Following the carrier’s undocking, the Truman project team and ship’s force will continue work on propulsion plant operations and finishing upgrades as part of the carrier’s main mast replacement. After major work is completed, the last several weeks of CVN 75′s DPIA will consist of training, certification, fast cruise, and sea trials.
“The fast cruise is when all the ship’s systems and the ship’s crew are certified and ready to go,” said Burton. “The ship systems and watch teams run ‘as if at sea’ while located pierside.”
The carrier will also conduct a combat systems trial rehearsal with aircraft to ensure new systems integrated as part of the main mast upgrade are completely operational.
Project Superintendent Matt Durkin attributed effective teamwork and communications for the success of current efforts on an availability that requires more than 400,000 man-days for NNSY (not factoring work performed by ship’s company, contractors and alteration installation teams).
Burton added the project team has also benefited from support ship’s company. “We’re grateful for all the support and resources . It’s been a great teaming effort and integrating with the new commanding officer, [Capt.

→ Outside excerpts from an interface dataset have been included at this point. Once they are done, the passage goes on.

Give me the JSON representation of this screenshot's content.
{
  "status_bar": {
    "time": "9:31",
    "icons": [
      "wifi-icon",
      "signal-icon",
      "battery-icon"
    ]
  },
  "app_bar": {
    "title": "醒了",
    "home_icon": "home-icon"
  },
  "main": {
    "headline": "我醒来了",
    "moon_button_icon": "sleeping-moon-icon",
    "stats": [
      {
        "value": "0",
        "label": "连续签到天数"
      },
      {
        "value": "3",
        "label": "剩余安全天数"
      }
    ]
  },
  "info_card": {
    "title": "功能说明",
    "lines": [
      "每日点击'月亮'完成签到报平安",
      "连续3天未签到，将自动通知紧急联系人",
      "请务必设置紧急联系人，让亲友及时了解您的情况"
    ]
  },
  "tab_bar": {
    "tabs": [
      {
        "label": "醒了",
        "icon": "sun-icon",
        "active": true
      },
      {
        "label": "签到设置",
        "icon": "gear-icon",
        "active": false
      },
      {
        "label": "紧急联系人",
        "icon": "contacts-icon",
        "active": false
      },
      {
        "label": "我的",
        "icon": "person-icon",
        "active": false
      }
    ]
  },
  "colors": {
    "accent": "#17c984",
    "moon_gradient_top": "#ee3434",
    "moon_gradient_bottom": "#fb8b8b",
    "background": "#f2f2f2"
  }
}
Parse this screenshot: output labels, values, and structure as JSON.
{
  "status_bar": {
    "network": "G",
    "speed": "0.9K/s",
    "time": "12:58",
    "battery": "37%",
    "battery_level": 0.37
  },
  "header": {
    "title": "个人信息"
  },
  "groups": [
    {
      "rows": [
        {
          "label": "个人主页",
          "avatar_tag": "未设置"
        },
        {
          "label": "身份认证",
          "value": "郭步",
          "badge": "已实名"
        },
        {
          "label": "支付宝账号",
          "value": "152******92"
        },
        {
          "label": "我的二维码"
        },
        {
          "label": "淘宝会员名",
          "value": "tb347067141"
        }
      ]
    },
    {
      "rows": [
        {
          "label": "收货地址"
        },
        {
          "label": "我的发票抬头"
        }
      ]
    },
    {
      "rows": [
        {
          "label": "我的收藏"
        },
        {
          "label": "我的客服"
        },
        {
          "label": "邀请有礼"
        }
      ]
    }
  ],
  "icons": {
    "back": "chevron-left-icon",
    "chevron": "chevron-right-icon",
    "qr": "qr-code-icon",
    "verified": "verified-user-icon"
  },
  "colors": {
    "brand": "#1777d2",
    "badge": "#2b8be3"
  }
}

Dee Mewbourne]. He’s really been a positive influence on both the crew and the project team.”
NNSY, a field activity of the Naval Sea Systems Command, is the oldest industrial facility belonging to the U.S. Navy, and specializes in repairing, overhauling and modernizing ships and submarines.
Shipbuilding Tribune Staff, February 10, 2012; Image: navsea